▶ **Goal of the exercise**: Look through the material below and give the number of lines where the string "search" occurs, with nothing added.

+ + + +

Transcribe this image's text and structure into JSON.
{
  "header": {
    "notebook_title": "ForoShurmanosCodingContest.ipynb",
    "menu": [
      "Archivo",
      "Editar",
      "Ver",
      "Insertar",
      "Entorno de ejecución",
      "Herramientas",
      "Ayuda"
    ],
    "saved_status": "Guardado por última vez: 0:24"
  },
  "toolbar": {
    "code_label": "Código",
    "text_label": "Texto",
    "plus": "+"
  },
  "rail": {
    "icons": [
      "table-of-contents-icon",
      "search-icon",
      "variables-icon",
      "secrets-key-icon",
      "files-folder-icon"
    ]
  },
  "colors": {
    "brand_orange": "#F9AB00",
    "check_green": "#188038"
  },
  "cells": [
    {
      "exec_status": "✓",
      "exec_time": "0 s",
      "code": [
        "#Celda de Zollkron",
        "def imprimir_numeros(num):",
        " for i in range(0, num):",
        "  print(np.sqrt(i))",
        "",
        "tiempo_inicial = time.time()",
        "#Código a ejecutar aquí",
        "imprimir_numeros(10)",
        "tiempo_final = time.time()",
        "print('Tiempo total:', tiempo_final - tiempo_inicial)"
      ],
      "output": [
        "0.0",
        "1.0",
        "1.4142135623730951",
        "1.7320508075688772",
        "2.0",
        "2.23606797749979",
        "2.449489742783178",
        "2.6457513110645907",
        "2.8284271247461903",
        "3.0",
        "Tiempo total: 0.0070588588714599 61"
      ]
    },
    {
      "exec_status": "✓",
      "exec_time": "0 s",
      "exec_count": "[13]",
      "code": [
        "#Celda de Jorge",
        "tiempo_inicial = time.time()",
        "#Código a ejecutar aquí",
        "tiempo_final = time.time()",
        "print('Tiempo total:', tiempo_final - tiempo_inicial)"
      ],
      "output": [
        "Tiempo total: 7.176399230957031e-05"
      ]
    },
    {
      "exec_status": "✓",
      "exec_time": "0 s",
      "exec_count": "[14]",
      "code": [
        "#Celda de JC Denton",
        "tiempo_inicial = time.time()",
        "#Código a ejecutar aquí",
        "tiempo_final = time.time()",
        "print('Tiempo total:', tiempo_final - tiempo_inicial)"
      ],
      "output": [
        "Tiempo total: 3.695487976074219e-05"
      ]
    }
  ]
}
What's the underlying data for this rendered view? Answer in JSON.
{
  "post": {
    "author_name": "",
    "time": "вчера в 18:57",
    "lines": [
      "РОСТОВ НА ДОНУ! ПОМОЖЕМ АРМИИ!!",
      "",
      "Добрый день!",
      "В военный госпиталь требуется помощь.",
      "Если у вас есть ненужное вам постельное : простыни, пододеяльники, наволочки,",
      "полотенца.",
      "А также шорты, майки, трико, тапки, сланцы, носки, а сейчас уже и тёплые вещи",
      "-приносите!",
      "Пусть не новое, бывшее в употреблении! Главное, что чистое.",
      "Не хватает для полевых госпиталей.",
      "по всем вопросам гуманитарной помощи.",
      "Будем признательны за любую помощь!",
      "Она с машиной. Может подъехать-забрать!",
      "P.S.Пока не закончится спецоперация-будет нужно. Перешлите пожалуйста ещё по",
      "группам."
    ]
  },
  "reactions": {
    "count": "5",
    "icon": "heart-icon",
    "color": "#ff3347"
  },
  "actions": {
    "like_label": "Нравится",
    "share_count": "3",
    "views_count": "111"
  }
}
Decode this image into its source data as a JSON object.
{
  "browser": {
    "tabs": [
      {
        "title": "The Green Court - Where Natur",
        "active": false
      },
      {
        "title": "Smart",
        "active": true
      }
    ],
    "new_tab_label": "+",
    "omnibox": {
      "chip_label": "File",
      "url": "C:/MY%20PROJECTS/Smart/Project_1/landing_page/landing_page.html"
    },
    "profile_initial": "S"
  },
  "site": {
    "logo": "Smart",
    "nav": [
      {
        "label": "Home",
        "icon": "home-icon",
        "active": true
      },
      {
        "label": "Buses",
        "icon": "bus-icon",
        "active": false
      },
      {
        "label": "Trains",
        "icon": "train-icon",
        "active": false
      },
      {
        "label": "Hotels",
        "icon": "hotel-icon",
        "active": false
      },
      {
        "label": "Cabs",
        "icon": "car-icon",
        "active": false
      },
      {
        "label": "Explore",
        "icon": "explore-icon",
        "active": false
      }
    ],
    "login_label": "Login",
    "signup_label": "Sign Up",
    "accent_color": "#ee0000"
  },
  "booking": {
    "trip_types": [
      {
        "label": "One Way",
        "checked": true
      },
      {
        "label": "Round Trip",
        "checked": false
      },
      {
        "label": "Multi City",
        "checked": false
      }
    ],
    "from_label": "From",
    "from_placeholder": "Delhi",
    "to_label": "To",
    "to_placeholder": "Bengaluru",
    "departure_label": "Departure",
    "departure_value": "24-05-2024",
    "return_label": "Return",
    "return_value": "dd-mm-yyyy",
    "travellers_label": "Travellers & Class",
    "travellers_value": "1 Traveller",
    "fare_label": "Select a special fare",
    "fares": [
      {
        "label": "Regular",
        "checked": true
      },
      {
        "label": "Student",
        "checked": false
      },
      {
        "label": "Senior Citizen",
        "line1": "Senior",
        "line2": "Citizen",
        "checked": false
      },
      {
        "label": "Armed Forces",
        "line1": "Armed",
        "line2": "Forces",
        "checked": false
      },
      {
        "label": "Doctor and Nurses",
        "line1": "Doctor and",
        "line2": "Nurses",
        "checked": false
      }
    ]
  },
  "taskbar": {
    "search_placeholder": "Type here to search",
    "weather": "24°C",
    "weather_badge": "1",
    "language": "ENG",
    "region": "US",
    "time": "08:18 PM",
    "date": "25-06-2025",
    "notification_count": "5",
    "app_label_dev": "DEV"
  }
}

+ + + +

▶ **Completed exercise**: 2